According tomedia New Atlas, millions of eggs cannot be sold in supermarkets each year, and large quantities of fruits and vegetables go bad before they are eaten. Scientists are now addressing both issues, using rejected eggs to create a coating that keeps the produce fresh for longer.
The micron-sized, inexpensive, edible coating was developed by Sylvia Jung and Nancy Cui, undergraduates at Rice University. They are working in the lab of materials scientist Professor Pulickel Ajayan. About 70% of the coating consists of a biopolymer consisting of egg whites and yolks. The rest consists of nanoscale cellulose fibers extracted from wood, curcumin in turmeric spices, and a small amount of glycerin – cellulose forms a barrier to prevent water from evaporating from agricultural products, curcumin has antibacterial effects, and glycerin gives the coating some elasticity.
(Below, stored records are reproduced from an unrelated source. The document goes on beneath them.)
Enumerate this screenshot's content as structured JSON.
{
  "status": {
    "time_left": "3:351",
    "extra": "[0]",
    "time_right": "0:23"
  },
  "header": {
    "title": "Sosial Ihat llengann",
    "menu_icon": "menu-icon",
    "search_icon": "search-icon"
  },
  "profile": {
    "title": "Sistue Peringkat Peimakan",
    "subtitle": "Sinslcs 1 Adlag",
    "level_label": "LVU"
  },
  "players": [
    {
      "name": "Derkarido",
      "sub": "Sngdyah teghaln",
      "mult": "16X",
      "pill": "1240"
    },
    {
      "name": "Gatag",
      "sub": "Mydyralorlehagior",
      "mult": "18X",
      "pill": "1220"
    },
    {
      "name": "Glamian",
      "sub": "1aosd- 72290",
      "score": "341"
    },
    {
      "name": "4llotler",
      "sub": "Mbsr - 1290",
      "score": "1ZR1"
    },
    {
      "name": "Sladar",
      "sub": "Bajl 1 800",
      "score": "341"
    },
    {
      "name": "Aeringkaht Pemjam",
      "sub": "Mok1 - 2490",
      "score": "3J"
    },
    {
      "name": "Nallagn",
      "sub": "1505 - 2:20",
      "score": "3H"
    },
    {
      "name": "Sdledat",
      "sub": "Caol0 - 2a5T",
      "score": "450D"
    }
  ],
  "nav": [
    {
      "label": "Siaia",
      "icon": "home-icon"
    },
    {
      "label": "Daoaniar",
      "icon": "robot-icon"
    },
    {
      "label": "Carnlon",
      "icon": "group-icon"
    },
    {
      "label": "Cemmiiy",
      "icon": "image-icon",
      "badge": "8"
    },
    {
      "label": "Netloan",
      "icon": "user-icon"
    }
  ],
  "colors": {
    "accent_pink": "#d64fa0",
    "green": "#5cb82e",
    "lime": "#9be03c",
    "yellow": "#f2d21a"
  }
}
After strawberries, avocados, bananas and other fruits were soaked in liquids, the researchers found that they were much longer resistant to decay than unsoaked samples. More specifically, they mature more slowly and resist bacterial penetration and remain hard for a longer period of time.
In addition, when tested, independent films of this material were tested, they were shown to be highly flexible, crack-resistant, and exhibited toughness similar to those of synthetic food packaging films. And, although this coating is non-toxic. Scientists are now working on replacing egg ingredients with plant-based proteins to suit vegetarians or egg allergies.
Scientists recently published a paper on the study in the journal Advanced Materials.